It’s too late in the day and too rainy to bother with the third area of the national park, so I locate suitable lodging online and let Google Maps show me how to get there as quickly as possible. When I turn off the highway, though, something is not right. The turns I’m being instructed to make aren’t quite in the right place, although I find similar ones a bit offset from what the map shows. Shortly, I’m descending a steep, rough one lane road out of the mountains. Although it’s only 4 PM, between the afternoon hour, thick clouds, heavy rain, and tree cover, it’s almost dark where I’m driving. I have my high beams on, concentrating on the steep turns and slopes in front of me. As I glance down at the map on my phone, I see the location arrow has diverged from the road on the map, meaning Google thinks there’s no road where I am — not a good sign since this road has clearly never been rebuilt here from a different alignment. I keep descending for a couple of miles until suddenly, on a particularly steep and narrow stretch, the road ends at a couple of closed driveway gates. Great, a dead end with barely any room to turn the car. I manage to get it pointed uphill and have to retrace my route back up the rough mountain road through the runoff. Considering Google has mapped basically every road in the world, it’s amazing how rarely they get them wrong. Tonight, though, I’m a victim of bad data.
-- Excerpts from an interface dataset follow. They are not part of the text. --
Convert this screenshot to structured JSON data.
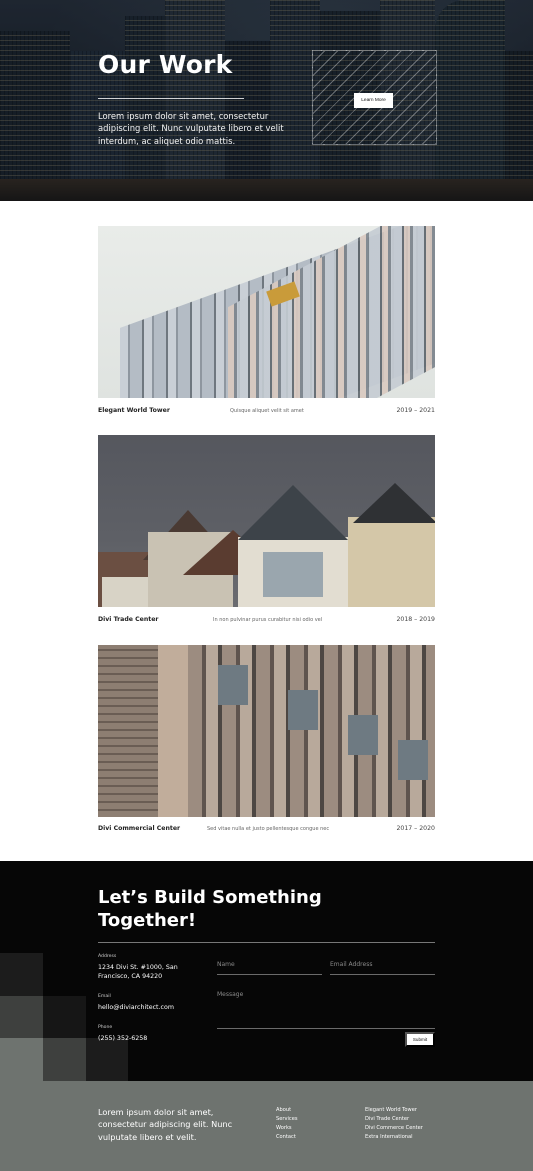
{
  "hero": {
    "title": "Our Work",
    "text": "Lorem ipsum dolor sit amet, consectetur adipiscing elit. Nunc vulputate libero et velit interdum, ac aliquet odio mattis.",
    "button_label": "Learn More"
  },
  "projects": [
    {
      "title": "Elegant World Tower",
      "description": "Quisque aliquet velit sit amet",
      "dates": "2019 – 2021"
    },
    {
      "title": "Divi Trade Center",
      "description": "In non pulvinar purus curabitur nisi odio vel",
      "dates": "2018 – 2019"
    },
    {
      "title": "Divi Commercial Center",
      "description": "Sed vitae nulla et justo pellentesque congue nec",
      "dates": "2017 – 2020"
    }
  ],
  "contact": {
    "title": "Let’s Build Something Together!",
    "address_label": "Address",
    "address_value": "1234 Divi St. #1000, San Francisco, CA 94220",
    "email_label": "Email",
    "email_value": "hello@diviarchitect.com",
    "phone_label": "Phone",
    "phone_value": "(255) 352-6258",
    "name_placeholder": "Name",
    "email_placeholder": "Email Address",
    "message_placeholder": "Message",
    "submit_label": "Submit"
  },
  "footer": {
    "text": "Lorem ipsum dolor sit amet, consectetur adipiscing elit. Nunc vulputate libero et velit.",
    "nav_links": [
      "About",
      "Services",
      "Works",
      "Contact"
    ],
    "project_links": [
      "Elegant World Tower",
      "Divi Trade Center",
      "Divi Commerce Center",
      "Extra International"
    ]
  },
  "colors": {
    "contact_bg": "#060606",
    "footer_bg": "#6e736f",
    "accent_white": "#ffffff"
  }
}
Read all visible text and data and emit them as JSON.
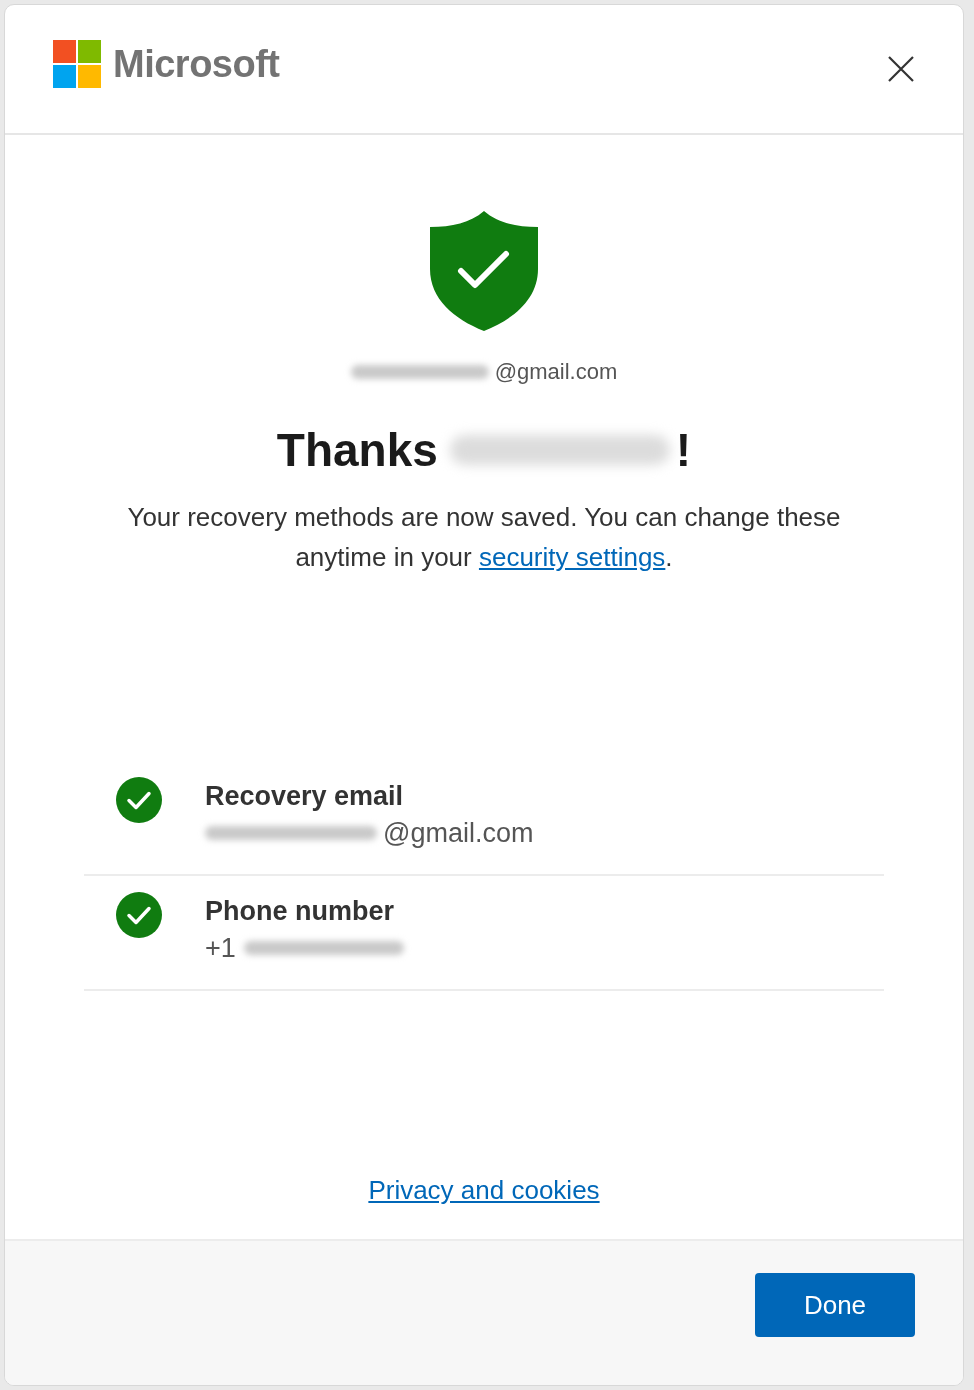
{
  "header": {
    "logo_text": "Microsoft"
  },
  "account": {
    "email_suffix": "@gmail.com"
  },
  "heading": {
    "greeting": "Thanks",
    "end": "!"
  },
  "message": {
    "before": "Your recovery methods are now saved. You can change these anytime in your ",
    "link": "security settings",
    "after": "."
  },
  "methods": [
    {
      "label": "Recovery email",
      "value": "@gmail.com",
      "kind": "email",
      "verified": true
    },
    {
      "label": "Phone number",
      "value": "+1",
      "kind": "phone",
      "verified": true
    }
  ],
  "footer_link": "Privacy and cookies",
  "buttons": [
    "Done"
  ]
}
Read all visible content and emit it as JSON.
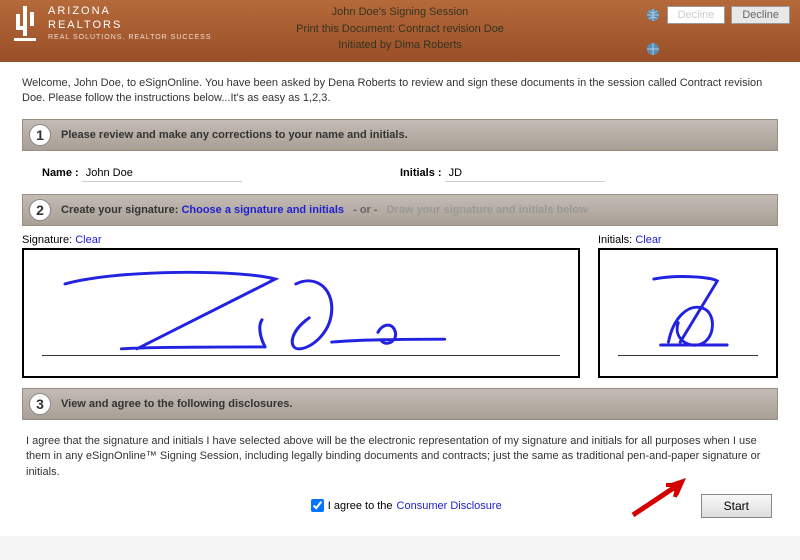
{
  "header": {
    "brand_line1": "ARIZONA",
    "brand_line2": "REALTORS",
    "brand_sub": "REAL SOLUTIONS. REALTOR SUCCESS",
    "session_title": "John Doe's Signing Session",
    "print_line": "Print this Document:  Contract revision Doe",
    "initiated_by": "Initiated by Dima Roberts",
    "decline_ghost": "Decline",
    "decline": "Decline"
  },
  "welcome": "Welcome, John Doe, to eSignOnline. You have been asked by Dena Roberts to review and sign these documents in the session called Contract revision Doe. Please follow the instructions below...It's as easy as 1,2,3.",
  "step1": {
    "num": "1",
    "title": "Please review and make any corrections to your name and initials.",
    "name_label": "Name :",
    "name_value": "John Doe",
    "initials_label": "Initials :",
    "initials_value": "JD"
  },
  "step2": {
    "num": "2",
    "title_a": "Create your signature:",
    "link": "Choose a signature and initials",
    "sep": "- or -",
    "muted": "Draw your signature and initials below",
    "sig_label": "Signature:",
    "init_label": "Initials:",
    "clear": "Clear"
  },
  "step3": {
    "num": "3",
    "title": "View and agree to the following disclosures.",
    "text": "I agree that the signature and initials I have selected above will be the electronic representation of my signature and initials for all purposes when I use them in any eSignOnline™ Signing Session, including legally binding documents and contracts; just the same as traditional pen-and-paper signature or initials."
  },
  "footer": {
    "agree_a": "I agree to the",
    "agree_link": "Consumer Disclosure",
    "start": "Start"
  }
}
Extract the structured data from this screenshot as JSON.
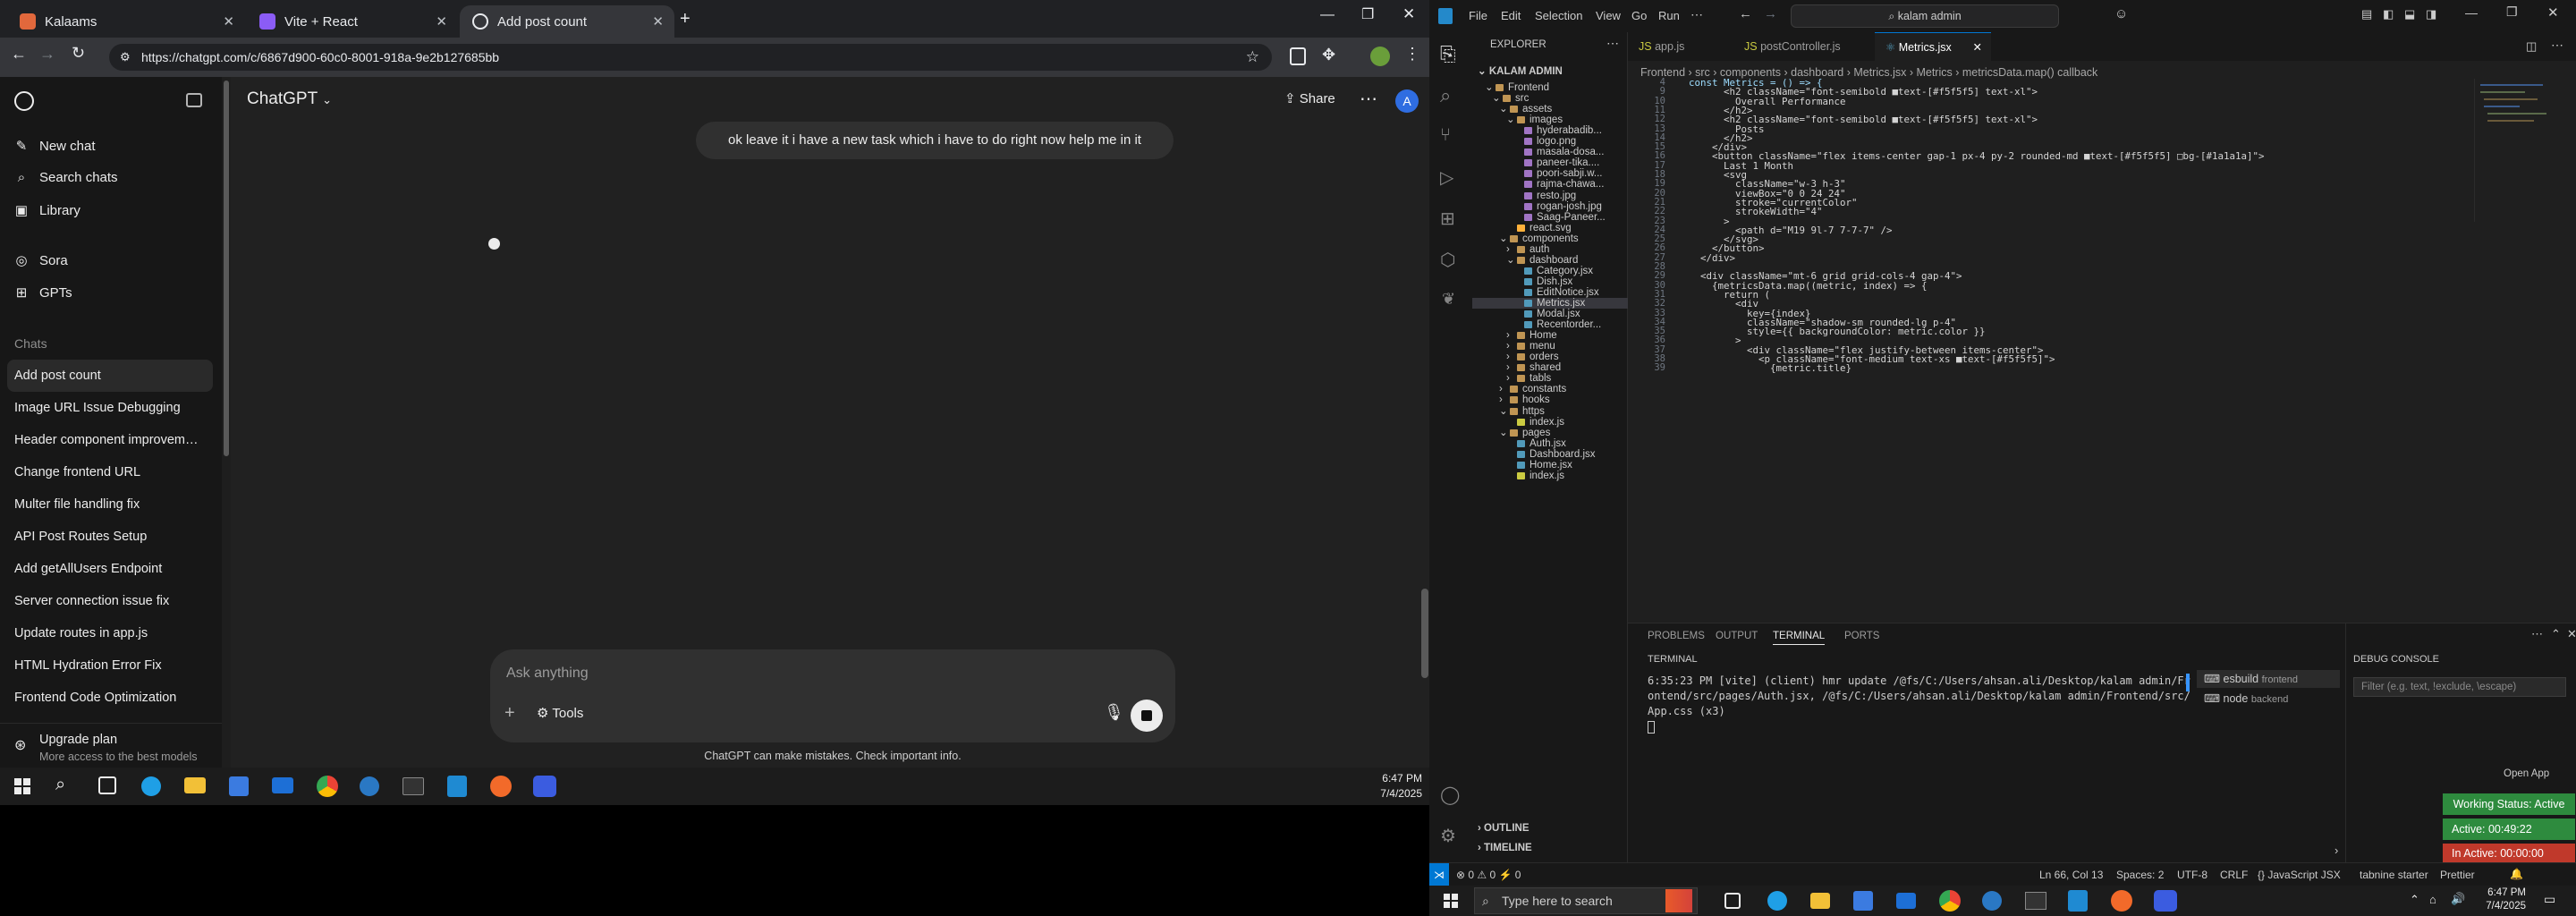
{
  "chrome": {
    "tabs": [
      {
        "title": "Kalaams",
        "icon": "kalaams-favicon-icon"
      },
      {
        "title": "Vite + React",
        "icon": "vite-favicon-icon"
      },
      {
        "title": "Add post count",
        "icon": "chatgpt-favicon-icon"
      }
    ],
    "url": "https://chatgpt.com/c/6867d900-60c0-8001-918a-9e2b127685bb"
  },
  "chatgpt": {
    "sidebar": {
      "new_chat": "New chat",
      "search_chats": "Search chats",
      "library": "Library",
      "sora": "Sora",
      "gpts": "GPTs",
      "chats_heading": "Chats",
      "chats": [
        "Add post count",
        "Image URL Issue Debugging",
        "Header component improveme...",
        "Change frontend URL",
        "Multer file handling fix",
        "API Post Routes Setup",
        "Add getAllUsers Endpoint",
        "Server connection issue fix",
        "Update routes in app.js",
        "HTML Hydration Error Fix",
        "Frontend Code Optimization"
      ],
      "upgrade_title": "Upgrade plan",
      "upgrade_sub": "More access to the best models"
    },
    "header": {
      "model": "ChatGPT",
      "share": "Share",
      "avatar": "A"
    },
    "user_message": "ok leave it i have a new task which i have to do right now help me in it",
    "composer": {
      "placeholder": "Ask anything",
      "tools": "Tools"
    },
    "disclaimer": "ChatGPT can make mistakes. Check important info."
  },
  "taskbar_left": {
    "time": "6:47 PM",
    "date": "7/4/2025"
  },
  "vscode": {
    "search": "kalam admin",
    "menu": [
      "File",
      "Edit",
      "Selection",
      "View",
      "Go",
      "Run"
    ],
    "explorer_title": "EXPLORER",
    "project": "KALAM ADMIN",
    "tree": [
      {
        "label": "Frontend",
        "depth": 1,
        "type": "folder-open"
      },
      {
        "label": "src",
        "depth": 2,
        "type": "folder-open"
      },
      {
        "label": "assets",
        "depth": 3,
        "type": "folder-open"
      },
      {
        "label": "images",
        "depth": 4,
        "type": "folder-open"
      },
      {
        "label": "hyderabadib...",
        "depth": 5,
        "type": "image"
      },
      {
        "label": "logo.png",
        "depth": 5,
        "type": "image"
      },
      {
        "label": "masala-dosa...",
        "depth": 5,
        "type": "image"
      },
      {
        "label": "paneer-tika....",
        "depth": 5,
        "type": "image"
      },
      {
        "label": "poori-sabji.w...",
        "depth": 5,
        "type": "image"
      },
      {
        "label": "rajma-chawa...",
        "depth": 5,
        "type": "image"
      },
      {
        "label": "resto.jpg",
        "depth": 5,
        "type": "image"
      },
      {
        "label": "rogan-josh.jpg",
        "depth": 5,
        "type": "image"
      },
      {
        "label": "Saag-Paneer...",
        "depth": 5,
        "type": "image"
      },
      {
        "label": "react.svg",
        "depth": 4,
        "type": "svg"
      },
      {
        "label": "components",
        "depth": 3,
        "type": "folder-open"
      },
      {
        "label": "auth",
        "depth": 4,
        "type": "folder"
      },
      {
        "label": "dashboard",
        "depth": 4,
        "type": "folder-open"
      },
      {
        "label": "Category.jsx",
        "depth": 5,
        "type": "jsx"
      },
      {
        "label": "Dish.jsx",
        "depth": 5,
        "type": "jsx"
      },
      {
        "label": "EditNotice.jsx",
        "depth": 5,
        "type": "jsx"
      },
      {
        "label": "Metrics.jsx",
        "depth": 5,
        "type": "jsx",
        "selected": true
      },
      {
        "label": "Modal.jsx",
        "depth": 5,
        "type": "jsx"
      },
      {
        "label": "Recentorder...",
        "depth": 5,
        "type": "jsx"
      },
      {
        "label": "Home",
        "depth": 4,
        "type": "folder"
      },
      {
        "label": "menu",
        "depth": 4,
        "type": "folder"
      },
      {
        "label": "orders",
        "depth": 4,
        "type": "folder"
      },
      {
        "label": "shared",
        "depth": 4,
        "type": "folder"
      },
      {
        "label": "tabls",
        "depth": 4,
        "type": "folder"
      },
      {
        "label": "constants",
        "depth": 3,
        "type": "folder"
      },
      {
        "label": "hooks",
        "depth": 3,
        "type": "folder"
      },
      {
        "label": "https",
        "depth": 3,
        "type": "folder-open"
      },
      {
        "label": "index.js",
        "depth": 4,
        "type": "js"
      },
      {
        "label": "pages",
        "depth": 3,
        "type": "folder-open"
      },
      {
        "label": "Auth.jsx",
        "depth": 4,
        "type": "jsx"
      },
      {
        "label": "Dashboard.jsx",
        "depth": 4,
        "type": "jsx"
      },
      {
        "label": "Home.jsx",
        "depth": 4,
        "type": "jsx"
      },
      {
        "label": "index.js",
        "depth": 4,
        "type": "js"
      }
    ],
    "outline": "OUTLINE",
    "timeline": "TIMELINE",
    "tabs": [
      {
        "title": "app.js",
        "icon": "js"
      },
      {
        "title": "postController.js",
        "icon": "js"
      },
      {
        "title": "Metrics.jsx",
        "icon": "jsx",
        "active": true
      }
    ],
    "breadcrumb": [
      "Frontend",
      "src",
      "components",
      "dashboard",
      "Metrics.jsx",
      "Metrics",
      "metricsData.map() callback"
    ],
    "code_lines": [
      {
        "n": "4",
        "t": "const Metrics = () => {"
      },
      {
        "n": "9",
        "t": "      <h2 className=\"font-semibold ■text-[#f5f5f5] text-xl\">"
      },
      {
        "n": "10",
        "t": "        Overall Performance"
      },
      {
        "n": "11",
        "t": "      </h2>"
      },
      {
        "n": "12",
        "t": "      <h2 className=\"font-semibold ■text-[#f5f5f5] text-xl\">"
      },
      {
        "n": "13",
        "t": "        Posts"
      },
      {
        "n": "14",
        "t": "      </h2>"
      },
      {
        "n": "15",
        "t": "    </div>"
      },
      {
        "n": "16",
        "t": "    <button className=\"flex items-center gap-1 px-4 py-2 rounded-md ■text-[#f5f5f5] □bg-[#1a1a1a]\">"
      },
      {
        "n": "17",
        "t": "      Last 1 Month"
      },
      {
        "n": "18",
        "t": "      <svg"
      },
      {
        "n": "19",
        "t": "        className=\"w-3 h-3\""
      },
      {
        "n": "20",
        "t": "        viewBox=\"0 0 24 24\""
      },
      {
        "n": "21",
        "t": "        stroke=\"currentColor\""
      },
      {
        "n": "22",
        "t": "        strokeWidth=\"4\""
      },
      {
        "n": "23",
        "t": "      >"
      },
      {
        "n": "24",
        "t": "        <path d=\"M19 9l-7 7-7-7\" />"
      },
      {
        "n": "25",
        "t": "      </svg>"
      },
      {
        "n": "26",
        "t": "    </button>"
      },
      {
        "n": "27",
        "t": "  </div>"
      },
      {
        "n": "28",
        "t": ""
      },
      {
        "n": "29",
        "t": "  <div className=\"mt-6 grid grid-cols-4 gap-4\">"
      },
      {
        "n": "30",
        "t": "    {metricsData.map((metric, index) => {"
      },
      {
        "n": "31",
        "t": "      return ("
      },
      {
        "n": "32",
        "t": "        <div"
      },
      {
        "n": "33",
        "t": "          key={index}"
      },
      {
        "n": "34",
        "t": "          className=\"shadow-sm rounded-lg p-4\""
      },
      {
        "n": "35",
        "t": "          style={{ backgroundColor: metric.color }}"
      },
      {
        "n": "36",
        "t": "        >"
      },
      {
        "n": "37",
        "t": "          <div className=\"flex justify-between items-center\">"
      },
      {
        "n": "38",
        "t": "            <p className=\"font-medium text-xs ■text-[#f5f5f5]\">"
      },
      {
        "n": "39",
        "t": "              {metric.title}"
      }
    ],
    "panel_tabs": [
      "PROBLEMS",
      "OUTPUT",
      "TERMINAL",
      "PORTS"
    ],
    "terminal_title": "TERMINAL",
    "terminal_lines": [
      "6:35:23 PM [vite] (client) hmr update /@fs/C:/Users/ahsan.ali/Desktop/kalam admin/Fr",
      "ontend/src/pages/Auth.jsx, /@fs/C:/Users/ahsan.ali/Desktop/kalam admin/Frontend/src/",
      "App.css (x3)"
    ],
    "terminals": [
      {
        "name": "esbuild",
        "tag": "frontend"
      },
      {
        "name": "node",
        "tag": "backend"
      }
    ],
    "debug_title": "DEBUG CONSOLE",
    "debug_filter": "Filter (e.g. text, !exclude, \\escape)",
    "open_app": "Open App",
    "working_status": "Working Status: Active",
    "active_time": "Active: 00:49:22",
    "inactive_time": "In Active: 00:00:00",
    "status_left": "⊗ 0  ⚠ 0   ⚡ 0",
    "status_right": [
      "Ln 66, Col 13",
      "Spaces: 2",
      "UTF-8",
      "CRLF",
      "{} JavaScript JSX",
      "tabnine starter",
      "Prettier"
    ]
  },
  "taskbar_right": {
    "search_placeholder": "Type here to search",
    "time": "6:47 PM",
    "date": "7/4/2025"
  }
}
Back at altitude on the main road, I realize that the only way to my chosen lodging is now a long drive. I search for something more convenient to my new situation, find it, and head directly there. I’ve gotten lucky. The pousada I’ve chosen, suspiciously cheap at $18, is surprisingly nice. A big room, pleasant grounds, swimming pool, and decent internet (far from assured in Brasil). Worn out from hiking and fighting with Google Maps, I’m asleep in record time despite the early hour.

Cheap but very nice digs in Guapimirim, Brasil
Cheap but very nice digs in Guapimirim, Brasil

Next post: http://blog.bucksvsbytes.com/2020/02/21/south-america-by-subaru-20-02-11-monkey-shines/